[Entries from a dataset of interfaces]
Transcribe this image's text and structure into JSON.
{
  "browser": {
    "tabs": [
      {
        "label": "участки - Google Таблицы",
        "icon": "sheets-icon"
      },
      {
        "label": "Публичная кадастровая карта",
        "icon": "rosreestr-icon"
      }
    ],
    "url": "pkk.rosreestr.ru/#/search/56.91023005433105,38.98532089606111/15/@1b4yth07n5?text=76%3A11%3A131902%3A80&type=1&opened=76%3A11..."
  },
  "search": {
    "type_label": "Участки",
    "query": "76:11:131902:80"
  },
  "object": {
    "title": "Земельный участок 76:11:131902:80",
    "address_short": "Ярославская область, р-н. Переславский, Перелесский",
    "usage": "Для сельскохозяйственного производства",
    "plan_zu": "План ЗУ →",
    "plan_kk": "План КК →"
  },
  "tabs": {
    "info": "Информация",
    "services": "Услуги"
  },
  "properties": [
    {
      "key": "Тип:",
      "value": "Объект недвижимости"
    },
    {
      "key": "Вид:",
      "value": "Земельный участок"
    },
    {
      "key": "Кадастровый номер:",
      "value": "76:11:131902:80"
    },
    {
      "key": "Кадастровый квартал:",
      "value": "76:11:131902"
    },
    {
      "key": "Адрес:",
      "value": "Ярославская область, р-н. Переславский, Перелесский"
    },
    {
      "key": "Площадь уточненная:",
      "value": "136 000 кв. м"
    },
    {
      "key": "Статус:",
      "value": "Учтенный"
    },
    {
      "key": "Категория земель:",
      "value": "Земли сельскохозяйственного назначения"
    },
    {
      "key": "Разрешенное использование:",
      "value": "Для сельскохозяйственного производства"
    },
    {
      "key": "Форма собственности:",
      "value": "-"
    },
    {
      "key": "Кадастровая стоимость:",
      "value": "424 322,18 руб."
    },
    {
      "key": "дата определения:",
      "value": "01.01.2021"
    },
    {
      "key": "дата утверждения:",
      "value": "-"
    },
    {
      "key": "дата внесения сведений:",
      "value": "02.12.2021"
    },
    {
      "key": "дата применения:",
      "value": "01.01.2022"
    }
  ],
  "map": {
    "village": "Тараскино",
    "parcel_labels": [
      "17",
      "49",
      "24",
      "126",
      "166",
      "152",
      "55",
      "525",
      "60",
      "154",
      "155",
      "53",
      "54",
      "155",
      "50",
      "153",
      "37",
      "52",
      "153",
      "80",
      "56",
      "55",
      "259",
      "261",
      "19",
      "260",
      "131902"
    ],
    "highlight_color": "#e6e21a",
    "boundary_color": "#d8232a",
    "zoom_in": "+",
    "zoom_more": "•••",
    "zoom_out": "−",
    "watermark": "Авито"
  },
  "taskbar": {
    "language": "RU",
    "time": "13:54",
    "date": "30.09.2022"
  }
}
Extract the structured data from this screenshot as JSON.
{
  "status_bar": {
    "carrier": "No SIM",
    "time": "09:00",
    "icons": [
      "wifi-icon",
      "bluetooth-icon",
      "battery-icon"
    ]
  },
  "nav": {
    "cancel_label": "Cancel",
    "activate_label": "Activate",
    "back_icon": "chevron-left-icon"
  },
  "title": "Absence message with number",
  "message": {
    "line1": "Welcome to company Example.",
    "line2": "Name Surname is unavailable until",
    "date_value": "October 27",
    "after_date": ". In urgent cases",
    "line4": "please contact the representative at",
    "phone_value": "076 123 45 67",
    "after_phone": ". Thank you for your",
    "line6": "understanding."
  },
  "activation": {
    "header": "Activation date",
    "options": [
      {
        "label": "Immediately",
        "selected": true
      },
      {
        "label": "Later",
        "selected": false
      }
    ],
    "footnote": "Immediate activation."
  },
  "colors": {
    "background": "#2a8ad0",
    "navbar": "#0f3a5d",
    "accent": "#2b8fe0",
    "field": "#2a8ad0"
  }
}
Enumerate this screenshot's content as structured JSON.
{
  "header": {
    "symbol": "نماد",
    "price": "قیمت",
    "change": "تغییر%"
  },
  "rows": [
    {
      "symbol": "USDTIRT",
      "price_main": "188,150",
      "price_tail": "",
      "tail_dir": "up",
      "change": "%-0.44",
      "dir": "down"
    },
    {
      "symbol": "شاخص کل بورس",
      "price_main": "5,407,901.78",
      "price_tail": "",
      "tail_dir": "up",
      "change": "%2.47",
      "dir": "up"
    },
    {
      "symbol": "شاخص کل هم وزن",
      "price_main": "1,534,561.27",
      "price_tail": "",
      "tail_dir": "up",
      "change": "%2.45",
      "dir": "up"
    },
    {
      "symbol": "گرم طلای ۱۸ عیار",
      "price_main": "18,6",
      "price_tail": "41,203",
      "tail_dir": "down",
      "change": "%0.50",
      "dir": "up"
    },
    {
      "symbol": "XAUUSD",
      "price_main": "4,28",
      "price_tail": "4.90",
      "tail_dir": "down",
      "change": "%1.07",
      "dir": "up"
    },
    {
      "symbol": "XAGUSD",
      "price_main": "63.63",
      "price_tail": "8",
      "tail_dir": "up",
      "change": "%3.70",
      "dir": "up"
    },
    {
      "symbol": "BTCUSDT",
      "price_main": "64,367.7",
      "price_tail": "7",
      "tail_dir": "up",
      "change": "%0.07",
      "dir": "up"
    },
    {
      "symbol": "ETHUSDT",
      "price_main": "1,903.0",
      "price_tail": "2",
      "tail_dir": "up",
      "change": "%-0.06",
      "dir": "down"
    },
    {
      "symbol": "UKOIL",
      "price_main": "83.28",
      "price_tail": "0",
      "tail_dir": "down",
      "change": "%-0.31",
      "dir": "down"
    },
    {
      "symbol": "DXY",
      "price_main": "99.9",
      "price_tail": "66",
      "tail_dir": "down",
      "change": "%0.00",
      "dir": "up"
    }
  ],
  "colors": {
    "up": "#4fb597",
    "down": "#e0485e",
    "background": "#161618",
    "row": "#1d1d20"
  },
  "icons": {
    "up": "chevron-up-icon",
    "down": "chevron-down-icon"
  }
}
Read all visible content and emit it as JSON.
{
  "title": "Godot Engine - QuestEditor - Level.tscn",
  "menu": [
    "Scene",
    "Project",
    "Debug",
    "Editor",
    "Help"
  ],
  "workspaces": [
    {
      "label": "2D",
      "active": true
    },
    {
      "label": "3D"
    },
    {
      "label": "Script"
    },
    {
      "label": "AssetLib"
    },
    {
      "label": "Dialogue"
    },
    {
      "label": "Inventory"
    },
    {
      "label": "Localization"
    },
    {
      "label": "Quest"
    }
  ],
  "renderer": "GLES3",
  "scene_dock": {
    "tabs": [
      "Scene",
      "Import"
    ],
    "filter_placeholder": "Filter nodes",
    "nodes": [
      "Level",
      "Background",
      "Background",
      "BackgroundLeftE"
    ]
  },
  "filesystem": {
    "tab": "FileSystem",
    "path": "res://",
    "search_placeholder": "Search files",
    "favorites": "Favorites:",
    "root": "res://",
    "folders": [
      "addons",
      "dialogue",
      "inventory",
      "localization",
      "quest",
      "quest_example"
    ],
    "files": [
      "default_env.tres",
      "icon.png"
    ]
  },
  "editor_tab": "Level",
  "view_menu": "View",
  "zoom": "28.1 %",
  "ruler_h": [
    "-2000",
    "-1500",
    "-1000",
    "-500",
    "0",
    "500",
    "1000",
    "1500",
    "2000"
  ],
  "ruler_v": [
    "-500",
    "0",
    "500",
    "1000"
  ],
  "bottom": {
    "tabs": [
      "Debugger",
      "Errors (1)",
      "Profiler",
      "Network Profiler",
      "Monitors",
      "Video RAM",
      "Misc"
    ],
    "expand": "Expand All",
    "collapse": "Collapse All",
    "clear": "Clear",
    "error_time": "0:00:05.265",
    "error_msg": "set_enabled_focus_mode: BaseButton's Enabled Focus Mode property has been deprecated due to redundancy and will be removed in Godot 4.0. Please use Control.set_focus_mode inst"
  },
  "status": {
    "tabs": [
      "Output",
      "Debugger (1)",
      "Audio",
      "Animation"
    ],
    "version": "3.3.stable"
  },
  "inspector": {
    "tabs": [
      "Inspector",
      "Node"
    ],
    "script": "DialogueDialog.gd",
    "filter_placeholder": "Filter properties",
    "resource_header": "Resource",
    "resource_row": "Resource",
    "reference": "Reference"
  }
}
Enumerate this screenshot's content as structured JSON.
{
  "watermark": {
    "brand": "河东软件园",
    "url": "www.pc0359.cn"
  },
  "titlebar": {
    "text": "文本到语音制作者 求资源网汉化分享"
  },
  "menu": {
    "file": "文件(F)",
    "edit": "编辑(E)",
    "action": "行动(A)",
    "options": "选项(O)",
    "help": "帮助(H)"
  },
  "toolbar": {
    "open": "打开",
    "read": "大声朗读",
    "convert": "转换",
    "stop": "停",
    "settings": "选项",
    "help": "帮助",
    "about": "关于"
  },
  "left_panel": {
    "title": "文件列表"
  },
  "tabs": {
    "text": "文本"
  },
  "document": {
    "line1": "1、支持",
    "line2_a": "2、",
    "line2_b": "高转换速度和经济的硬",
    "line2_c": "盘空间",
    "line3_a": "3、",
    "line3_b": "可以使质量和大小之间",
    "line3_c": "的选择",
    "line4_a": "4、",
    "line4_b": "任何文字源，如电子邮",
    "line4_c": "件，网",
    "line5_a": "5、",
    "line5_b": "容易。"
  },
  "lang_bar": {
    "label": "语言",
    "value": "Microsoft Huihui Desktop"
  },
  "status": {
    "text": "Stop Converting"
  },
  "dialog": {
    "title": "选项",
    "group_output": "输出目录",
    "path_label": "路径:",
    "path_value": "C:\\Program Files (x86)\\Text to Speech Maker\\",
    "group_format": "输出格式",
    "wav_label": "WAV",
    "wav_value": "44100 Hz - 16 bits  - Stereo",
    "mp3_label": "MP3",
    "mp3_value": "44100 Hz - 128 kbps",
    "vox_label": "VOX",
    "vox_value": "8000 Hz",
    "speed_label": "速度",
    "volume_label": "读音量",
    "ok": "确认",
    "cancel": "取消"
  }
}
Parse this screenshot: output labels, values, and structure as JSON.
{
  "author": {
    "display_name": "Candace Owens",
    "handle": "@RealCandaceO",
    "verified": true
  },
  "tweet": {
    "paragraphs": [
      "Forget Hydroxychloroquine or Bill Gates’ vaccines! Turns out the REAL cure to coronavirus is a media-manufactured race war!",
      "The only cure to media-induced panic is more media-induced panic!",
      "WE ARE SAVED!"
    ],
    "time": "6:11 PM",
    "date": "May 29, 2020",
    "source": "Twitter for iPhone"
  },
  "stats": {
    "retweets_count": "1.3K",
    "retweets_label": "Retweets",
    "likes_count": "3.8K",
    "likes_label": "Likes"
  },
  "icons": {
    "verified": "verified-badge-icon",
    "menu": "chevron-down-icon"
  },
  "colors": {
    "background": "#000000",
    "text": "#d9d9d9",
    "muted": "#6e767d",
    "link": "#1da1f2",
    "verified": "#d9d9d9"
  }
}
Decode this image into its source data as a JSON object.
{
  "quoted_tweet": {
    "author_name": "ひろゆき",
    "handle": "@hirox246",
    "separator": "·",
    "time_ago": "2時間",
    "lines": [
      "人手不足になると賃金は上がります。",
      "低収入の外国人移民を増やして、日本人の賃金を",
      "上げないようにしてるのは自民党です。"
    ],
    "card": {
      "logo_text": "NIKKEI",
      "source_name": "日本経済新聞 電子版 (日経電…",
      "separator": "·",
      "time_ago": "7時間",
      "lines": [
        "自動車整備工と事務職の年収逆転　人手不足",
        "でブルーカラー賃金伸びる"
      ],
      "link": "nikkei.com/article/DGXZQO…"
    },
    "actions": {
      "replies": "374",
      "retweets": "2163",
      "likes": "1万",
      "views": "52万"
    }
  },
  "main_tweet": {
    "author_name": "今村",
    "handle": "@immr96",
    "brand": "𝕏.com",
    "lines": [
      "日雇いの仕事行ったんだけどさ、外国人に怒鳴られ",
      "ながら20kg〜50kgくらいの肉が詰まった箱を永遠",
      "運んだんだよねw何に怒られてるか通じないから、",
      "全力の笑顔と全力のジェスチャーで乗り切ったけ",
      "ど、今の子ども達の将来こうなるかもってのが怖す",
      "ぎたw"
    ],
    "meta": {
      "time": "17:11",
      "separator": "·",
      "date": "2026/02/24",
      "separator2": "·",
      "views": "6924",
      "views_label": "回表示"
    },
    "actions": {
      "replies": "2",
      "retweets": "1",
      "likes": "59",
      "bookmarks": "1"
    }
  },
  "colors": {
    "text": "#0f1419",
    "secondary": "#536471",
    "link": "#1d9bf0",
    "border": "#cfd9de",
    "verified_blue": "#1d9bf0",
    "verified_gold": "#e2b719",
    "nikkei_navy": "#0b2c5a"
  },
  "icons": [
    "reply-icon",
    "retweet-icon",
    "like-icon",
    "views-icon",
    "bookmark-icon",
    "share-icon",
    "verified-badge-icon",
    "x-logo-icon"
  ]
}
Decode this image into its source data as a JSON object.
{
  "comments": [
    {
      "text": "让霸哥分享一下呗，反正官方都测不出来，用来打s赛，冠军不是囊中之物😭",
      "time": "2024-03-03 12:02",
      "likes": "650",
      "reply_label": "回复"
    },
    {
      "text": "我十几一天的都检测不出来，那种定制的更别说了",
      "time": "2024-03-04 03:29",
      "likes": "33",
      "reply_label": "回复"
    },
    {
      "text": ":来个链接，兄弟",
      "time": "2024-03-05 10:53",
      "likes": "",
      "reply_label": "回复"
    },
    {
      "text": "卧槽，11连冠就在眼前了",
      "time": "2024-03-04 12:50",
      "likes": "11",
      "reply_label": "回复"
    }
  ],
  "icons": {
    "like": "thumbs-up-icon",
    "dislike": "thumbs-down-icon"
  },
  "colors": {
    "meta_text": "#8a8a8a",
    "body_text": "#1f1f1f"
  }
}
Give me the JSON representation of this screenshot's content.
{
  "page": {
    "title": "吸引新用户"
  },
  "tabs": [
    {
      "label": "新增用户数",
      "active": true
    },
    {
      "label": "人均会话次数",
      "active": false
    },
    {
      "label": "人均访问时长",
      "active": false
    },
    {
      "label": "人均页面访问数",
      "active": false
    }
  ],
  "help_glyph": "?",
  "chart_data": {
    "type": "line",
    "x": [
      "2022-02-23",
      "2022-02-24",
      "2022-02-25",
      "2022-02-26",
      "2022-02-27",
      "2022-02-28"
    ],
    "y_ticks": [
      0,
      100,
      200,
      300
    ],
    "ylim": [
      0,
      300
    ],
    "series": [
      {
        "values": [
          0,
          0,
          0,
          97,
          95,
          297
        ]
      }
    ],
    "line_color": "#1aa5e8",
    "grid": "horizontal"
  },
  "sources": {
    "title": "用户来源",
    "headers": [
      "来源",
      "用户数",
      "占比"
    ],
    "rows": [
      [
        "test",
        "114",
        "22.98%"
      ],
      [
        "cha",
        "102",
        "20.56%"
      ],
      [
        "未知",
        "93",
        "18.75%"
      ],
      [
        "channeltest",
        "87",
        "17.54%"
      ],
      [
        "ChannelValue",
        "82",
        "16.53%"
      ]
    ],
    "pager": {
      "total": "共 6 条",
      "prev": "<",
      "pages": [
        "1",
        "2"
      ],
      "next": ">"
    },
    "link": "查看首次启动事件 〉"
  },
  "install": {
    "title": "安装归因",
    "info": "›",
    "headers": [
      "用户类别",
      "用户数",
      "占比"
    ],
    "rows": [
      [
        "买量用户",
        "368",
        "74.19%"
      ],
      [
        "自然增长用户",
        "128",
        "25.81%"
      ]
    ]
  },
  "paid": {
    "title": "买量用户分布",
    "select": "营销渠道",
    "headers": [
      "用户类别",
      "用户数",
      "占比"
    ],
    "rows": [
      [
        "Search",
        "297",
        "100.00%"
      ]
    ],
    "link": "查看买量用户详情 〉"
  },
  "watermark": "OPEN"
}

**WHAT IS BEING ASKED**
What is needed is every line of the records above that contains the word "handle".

**TASK RESPONSE**
    "handle": "@RealCandaceO",
    "handle": "@hirox246",
    "handle": "@immr96",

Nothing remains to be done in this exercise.